Google sees value in using location-based services such as Google Latitude and Google Buzz to provide recommendations by connecting to disparate Web services.
But the search engine believes it’s just as important to mitigate the potential privacy scares associated with such services.
eWEEK described to Steve Lee, product manager for Google Maps for mobile and Google Latitude, how a location-based mashup might work:
““Chris and Roger are friends and both users of location-based services, such as Google Latitude or Google Buzz for mobile. Chris searches Yelp reviews for Shutter Island, suggesting he might be interested in the film. Chris’ friend Roger buys tickets from Fandango to see Shutter Island. Google Latitude or Buzz are notified behind the scenes about these Yelp and Fandango actions and calculate that Chris and Roger are friends. When Roger pulls into the theater parking lot, Chris gets an alert from Latitude or Buzz saying Roger has pulled into the lot to see Shutter Island and suggests he either meet him there or call him to see if he can join him.”“
This sort of location-based aggregation can help move applications such as Google Latitude, Google buzz for mobile and services from startups such as Foursquare, Gowalla, Brightkite and Loopt from the fringe to the mainstream.
Lee called such location mashup scenarios very compelling, noting, “I think it’s something that Google would love to offer users. What’s important in scenarios where users are looking for information between different sources is that you’re transparent for end users.”
There would have to be a mutual understanding between the friend providing the recommendation from an app and the recipient of the recommendation for this to work.
“You also have to mitigate the creepy factor. A lot of services like that are part amazing and compelling and part creepy. If you are very up front and transparent then the user understands how that info was derived and it removes most of the creepiness. Then you have to decide to make it opt-in or opt-out, you have to give the user a choice to be able to say ‘No, I don’t want to be part of this.’ You have to have very specific controls to mitigate the creepy factor.”
Yes, folks, Google thinks very seriously about user privacy despite what privacy watchdogs allege. Google tests its own software long before it releases it to mitigate any creepy factor.
For example, Google only launched Location History for its Latitude friend-finding app last November, but Lee has been using Location History since the Latitude app launched in February 2009.
Lee described his reaction:
“When we visualized [Location History] on a Google Map and Google earth, my initial reaction was this was amazingly cool and had amazing possibilities. But it was definitely also creepy. It’s good to have a mixture of the two [amazing and creepy] because it drives our decisions and our policies around giving users choice of how this info is shared.”
With that in mind, Lee and his teamdeveloped Latitude’s Location History and Location Alerts with a second opt-in so that users had to explicitly choose to share location data.
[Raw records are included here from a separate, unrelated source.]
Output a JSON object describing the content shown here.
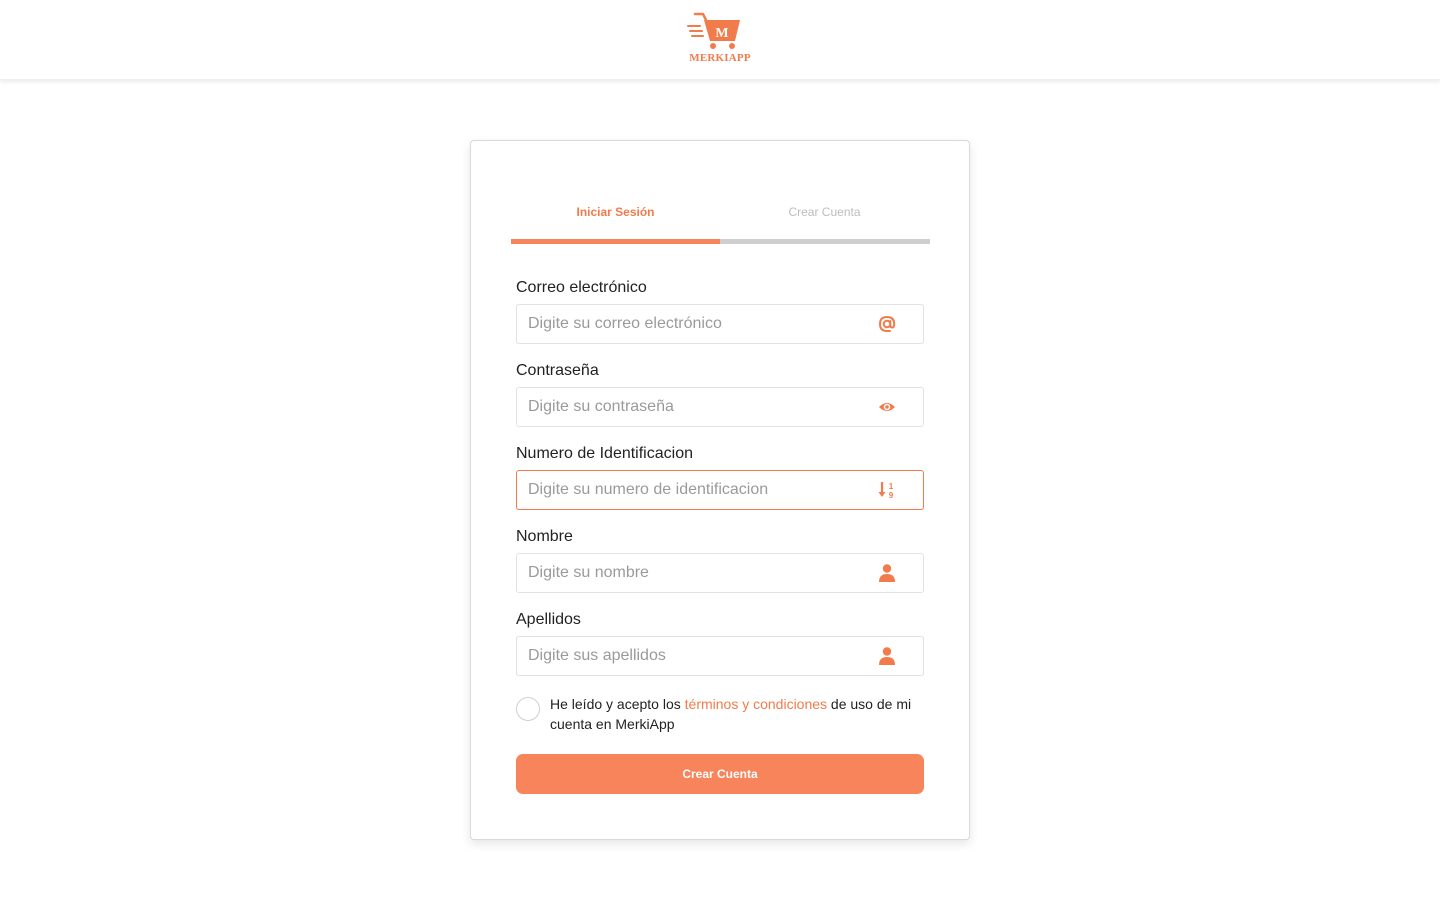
{
  "header": {
    "logo_letter": "M",
    "logo_text": "MERKIAPP"
  },
  "tabs": {
    "login_label": "Iniciar Sesión",
    "register_label": "Crear Cuenta",
    "active": "login"
  },
  "form": {
    "fields": [
      {
        "label": "Correo electrónico",
        "placeholder": "Digite su correo electrónico",
        "value": "",
        "icon": "at-icon"
      },
      {
        "label": "Contraseña",
        "placeholder": "Digite su contraseña",
        "value": "",
        "icon": "eye-icon"
      },
      {
        "label": "Numero de Identificacion",
        "placeholder": "Digite su numero de identificacion",
        "value": "",
        "icon": "sort-numeric-icon"
      },
      {
        "label": "Nombre",
        "placeholder": "Digite su nombre",
        "value": "",
        "icon": "user-icon"
      },
      {
        "label": "Apellidos",
        "placeholder": "Digite sus apellidos",
        "value": "",
        "icon": "user-icon"
      }
    ],
    "terms": {
      "prefix": "He leído y acepto los ",
      "link": "términos y condiciones",
      "suffix": " de uso de mi cuenta en MerkiApp",
      "checked": false
    },
    "submit_label": "Crear Cuenta"
  },
  "colors": {
    "accent": "#f27b4b",
    "button": "#f7845a",
    "inactive_tab": "#cfcfcf"
  }
}
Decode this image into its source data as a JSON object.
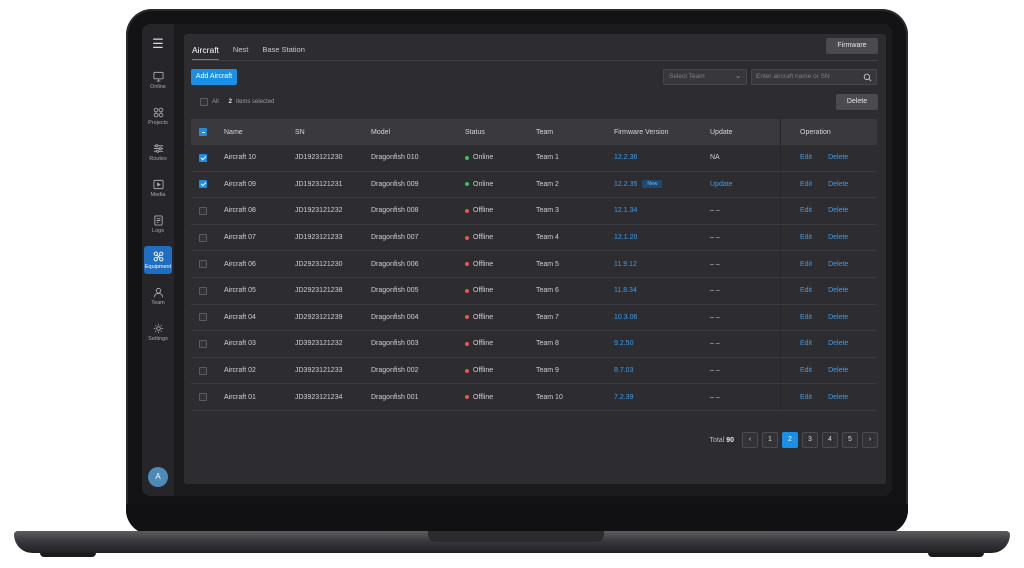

Moreover, users can export their Location History as a KML file and delete all of this data with one click, or select specific date ranges or specific points for deletion.
This is sort of thing that should allay fears from privacy watchdogs such as the Electronic Frontier Foundation, which is already concerned about the potential abuse of consumer privacy by location-based services such as Google Latitude, whose Location Alerts and Location History features provide a treasure trove of information on users; whereabouts.
That isn’t going to stop Google from moving the ball forward for location-based apps.
Noting that Latitude and Google Buzz for mobile help users “meet up,” Lee said Google will continue to invest time and resources into surfacing “richer content information about a place, and to let friends and users tell people about that place.”
For Google, that is where the true intersection between location and social networking lies. Whether that is instantiated in location-based mashups involving e-commerce transactions or not remains to be seen.